**Work to be completed:**
Give the whole listing below once more, exactly, without pictures.

**Dataset records:**
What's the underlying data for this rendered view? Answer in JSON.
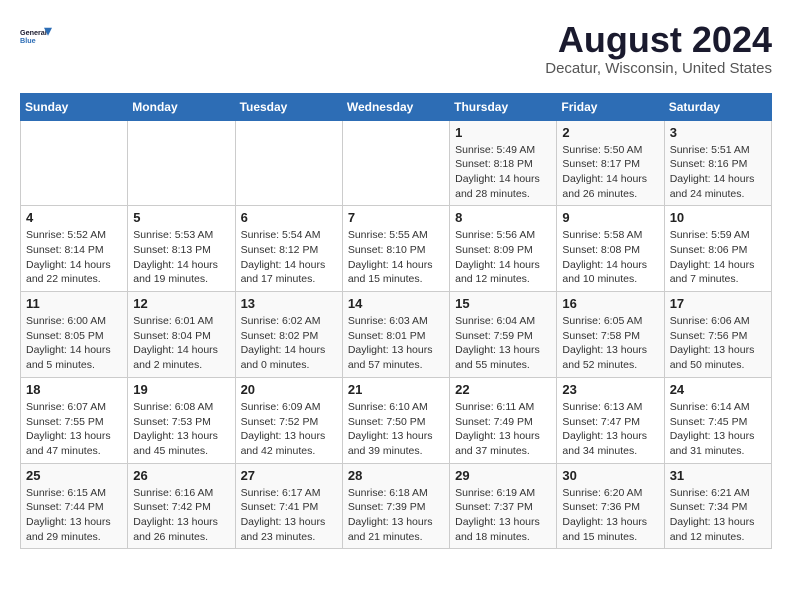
{
  "logo": {
    "line1": "General",
    "line2": "Blue"
  },
  "title": "August 2024",
  "location": "Decatur, Wisconsin, United States",
  "weekdays": [
    "Sunday",
    "Monday",
    "Tuesday",
    "Wednesday",
    "Thursday",
    "Friday",
    "Saturday"
  ],
  "weeks": [
    [
      {
        "day": "",
        "info": ""
      },
      {
        "day": "",
        "info": ""
      },
      {
        "day": "",
        "info": ""
      },
      {
        "day": "",
        "info": ""
      },
      {
        "day": "1",
        "info": "Sunrise: 5:49 AM\nSunset: 8:18 PM\nDaylight: 14 hours\nand 28 minutes."
      },
      {
        "day": "2",
        "info": "Sunrise: 5:50 AM\nSunset: 8:17 PM\nDaylight: 14 hours\nand 26 minutes."
      },
      {
        "day": "3",
        "info": "Sunrise: 5:51 AM\nSunset: 8:16 PM\nDaylight: 14 hours\nand 24 minutes."
      }
    ],
    [
      {
        "day": "4",
        "info": "Sunrise: 5:52 AM\nSunset: 8:14 PM\nDaylight: 14 hours\nand 22 minutes."
      },
      {
        "day": "5",
        "info": "Sunrise: 5:53 AM\nSunset: 8:13 PM\nDaylight: 14 hours\nand 19 minutes."
      },
      {
        "day": "6",
        "info": "Sunrise: 5:54 AM\nSunset: 8:12 PM\nDaylight: 14 hours\nand 17 minutes."
      },
      {
        "day": "7",
        "info": "Sunrise: 5:55 AM\nSunset: 8:10 PM\nDaylight: 14 hours\nand 15 minutes."
      },
      {
        "day": "8",
        "info": "Sunrise: 5:56 AM\nSunset: 8:09 PM\nDaylight: 14 hours\nand 12 minutes."
      },
      {
        "day": "9",
        "info": "Sunrise: 5:58 AM\nSunset: 8:08 PM\nDaylight: 14 hours\nand 10 minutes."
      },
      {
        "day": "10",
        "info": "Sunrise: 5:59 AM\nSunset: 8:06 PM\nDaylight: 14 hours\nand 7 minutes."
      }
    ],
    [
      {
        "day": "11",
        "info": "Sunrise: 6:00 AM\nSunset: 8:05 PM\nDaylight: 14 hours\nand 5 minutes."
      },
      {
        "day": "12",
        "info": "Sunrise: 6:01 AM\nSunset: 8:04 PM\nDaylight: 14 hours\nand 2 minutes."
      },
      {
        "day": "13",
        "info": "Sunrise: 6:02 AM\nSunset: 8:02 PM\nDaylight: 14 hours\nand 0 minutes."
      },
      {
        "day": "14",
        "info": "Sunrise: 6:03 AM\nSunset: 8:01 PM\nDaylight: 13 hours\nand 57 minutes."
      },
      {
        "day": "15",
        "info": "Sunrise: 6:04 AM\nSunset: 7:59 PM\nDaylight: 13 hours\nand 55 minutes."
      },
      {
        "day": "16",
        "info": "Sunrise: 6:05 AM\nSunset: 7:58 PM\nDaylight: 13 hours\nand 52 minutes."
      },
      {
        "day": "17",
        "info": "Sunrise: 6:06 AM\nSunset: 7:56 PM\nDaylight: 13 hours\nand 50 minutes."
      }
    ],
    [
      {
        "day": "18",
        "info": "Sunrise: 6:07 AM\nSunset: 7:55 PM\nDaylight: 13 hours\nand 47 minutes."
      },
      {
        "day": "19",
        "info": "Sunrise: 6:08 AM\nSunset: 7:53 PM\nDaylight: 13 hours\nand 45 minutes."
      },
      {
        "day": "20",
        "info": "Sunrise: 6:09 AM\nSunset: 7:52 PM\nDaylight: 13 hours\nand 42 minutes."
      },
      {
        "day": "21",
        "info": "Sunrise: 6:10 AM\nSunset: 7:50 PM\nDaylight: 13 hours\nand 39 minutes."
      },
      {
        "day": "22",
        "info": "Sunrise: 6:11 AM\nSunset: 7:49 PM\nDaylight: 13 hours\nand 37 minutes."
      },
      {
        "day": "23",
        "info": "Sunrise: 6:13 AM\nSunset: 7:47 PM\nDaylight: 13 hours\nand 34 minutes."
      },
      {
        "day": "24",
        "info": "Sunrise: 6:14 AM\nSunset: 7:45 PM\nDaylight: 13 hours\nand 31 minutes."
      }
    ],
    [
      {
        "day": "25",
        "info": "Sunrise: 6:15 AM\nSunset: 7:44 PM\nDaylight: 13 hours\nand 29 minutes."
      },
      {
        "day": "26",
        "info": "Sunrise: 6:16 AM\nSunset: 7:42 PM\nDaylight: 13 hours\nand 26 minutes."
      },
      {
        "day": "27",
        "info": "Sunrise: 6:17 AM\nSunset: 7:41 PM\nDaylight: 13 hours\nand 23 minutes."
      },
      {
        "day": "28",
        "info": "Sunrise: 6:18 AM\nSunset: 7:39 PM\nDaylight: 13 hours\nand 21 minutes."
      },
      {
        "day": "29",
        "info": "Sunrise: 6:19 AM\nSunset: 7:37 PM\nDaylight: 13 hours\nand 18 minutes."
      },
      {
        "day": "30",
        "info": "Sunrise: 6:20 AM\nSunset: 7:36 PM\nDaylight: 13 hours\nand 15 minutes."
      },
      {
        "day": "31",
        "info": "Sunrise: 6:21 AM\nSunset: 7:34 PM\nDaylight: 13 hours\nand 12 minutes."
      }
    ]
  ]
}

**Task answer:**
What's the underlying data for this rendered view? Answer in JSON.
{
  "logo": {
    "line1": "General",
    "line2": "Blue"
  },
  "title": "August 2024",
  "location": "Decatur, Wisconsin, United States",
  "weekdays": [
    "Sunday",
    "Monday",
    "Tuesday",
    "Wednesday",
    "Thursday",
    "Friday",
    "Saturday"
  ],
  "weeks": [
    [
      {
        "day": "",
        "info": ""
      },
      {
        "day": "",
        "info": ""
      },
      {
        "day": "",
        "info": ""
      },
      {
        "day": "",
        "info": ""
      },
      {
        "day": "1",
        "info": "Sunrise: 5:49 AM\nSunset: 8:18 PM\nDaylight: 14 hours\nand 28 minutes."
      },
      {
        "day": "2",
        "info": "Sunrise: 5:50 AM\nSunset: 8:17 PM\nDaylight: 14 hours\nand 26 minutes."
      },
      {
        "day": "3",
        "info": "Sunrise: 5:51 AM\nSunset: 8:16 PM\nDaylight: 14 hours\nand 24 minutes."
      }
    ],
    [
      {
        "day": "4",
        "info": "Sunrise: 5:52 AM\nSunset: 8:14 PM\nDaylight: 14 hours\nand 22 minutes."
      },
      {
        "day": "5",
        "info": "Sunrise: 5:53 AM\nSunset: 8:13 PM\nDaylight: 14 hours\nand 19 minutes."
      },
      {
        "day": "6",
        "info": "Sunrise: 5:54 AM\nSunset: 8:12 PM\nDaylight: 14 hours\nand 17 minutes."
      },
      {
        "day": "7",
        "info": "Sunrise: 5:55 AM\nSunset: 8:10 PM\nDaylight: 14 hours\nand 15 minutes."
      },
      {
        "day": "8",
        "info": "Sunrise: 5:56 AM\nSunset: 8:09 PM\nDaylight: 14 hours\nand 12 minutes."
      },
      {
        "day": "9",
        "info": "Sunrise: 5:58 AM\nSunset: 8:08 PM\nDaylight: 14 hours\nand 10 minutes."
      },
      {
        "day": "10",
        "info": "Sunrise: 5:59 AM\nSunset: 8:06 PM\nDaylight: 14 hours\nand 7 minutes."
      }
    ],
    [
      {
        "day": "11",
        "info": "Sunrise: 6:00 AM\nSunset: 8:05 PM\nDaylight: 14 hours\nand 5 minutes."
      },
      {
        "day": "12",
        "info": "Sunrise: 6:01 AM\nSunset: 8:04 PM\nDaylight: 14 hours\nand 2 minutes."
      },
      {
        "day": "13",
        "info": "Sunrise: 6:02 AM\nSunset: 8:02 PM\nDaylight: 14 hours\nand 0 minutes."
      },
      {
        "day": "14",
        "info": "Sunrise: 6:03 AM\nSunset: 8:01 PM\nDaylight: 13 hours\nand 57 minutes."
      },
      {
        "day": "15",
        "info": "Sunrise: 6:04 AM\nSunset: 7:59 PM\nDaylight: 13 hours\nand 55 minutes."
      },
      {
        "day": "16",
        "info": "Sunrise: 6:05 AM\nSunset: 7:58 PM\nDaylight: 13 hours\nand 52 minutes."
      },
      {
        "day": "17",
        "info": "Sunrise: 6:06 AM\nSunset: 7:56 PM\nDaylight: 13 hours\nand 50 minutes."
      }
    ],
    [
      {
        "day": "18",
        "info": "Sunrise: 6:07 AM\nSunset: 7:55 PM\nDaylight: 13 hours\nand 47 minutes."
      },
      {
        "day": "19",
        "info": "Sunrise: 6:08 AM\nSunset: 7:53 PM\nDaylight: 13 hours\nand 45 minutes."
      },
      {
        "day": "20",
        "info": "Sunrise: 6:09 AM\nSunset: 7:52 PM\nDaylight: 13 hours\nand 42 minutes."
      },
      {
        "day": "21",
        "info": "Sunrise: 6:10 AM\nSunset: 7:50 PM\nDaylight: 13 hours\nand 39 minutes."
      },
      {
        "day": "22",
        "info": "Sunrise: 6:11 AM\nSunset: 7:49 PM\nDaylight: 13 hours\nand 37 minutes."
      },
      {
        "day": "23",
        "info": "Sunrise: 6:13 AM\nSunset: 7:47 PM\nDaylight: 13 hours\nand 34 minutes."
      },
      {
        "day": "24",
        "info": "Sunrise: 6:14 AM\nSunset: 7:45 PM\nDaylight: 13 hours\nand 31 minutes."
      }
    ],
    [
      {
        "day": "25",
        "info": "Sunrise: 6:15 AM\nSunset: 7:44 PM\nDaylight: 13 hours\nand 29 minutes."
      },
      {
        "day": "26",
        "info": "Sunrise: 6:16 AM\nSunset: 7:42 PM\nDaylight: 13 hours\nand 26 minutes."
      },
      {
        "day": "27",
        "info": "Sunrise: 6:17 AM\nSunset: 7:41 PM\nDaylight: 13 hours\nand 23 minutes."
      },
      {
        "day": "28",
        "info": "Sunrise: 6:18 AM\nSunset: 7:39 PM\nDaylight: 13 hours\nand 21 minutes."
      },
      {
        "day": "29",
        "info": "Sunrise: 6:19 AM\nSunset: 7:37 PM\nDaylight: 13 hours\nand 18 minutes."
      },
      {
        "day": "30",
        "info": "Sunrise: 6:20 AM\nSunset: 7:36 PM\nDaylight: 13 hours\nand 15 minutes."
      },
      {
        "day": "31",
        "info": "Sunrise: 6:21 AM\nSunset: 7:34 PM\nDaylight: 13 hours\nand 12 minutes."
      }
    ]
  ]
}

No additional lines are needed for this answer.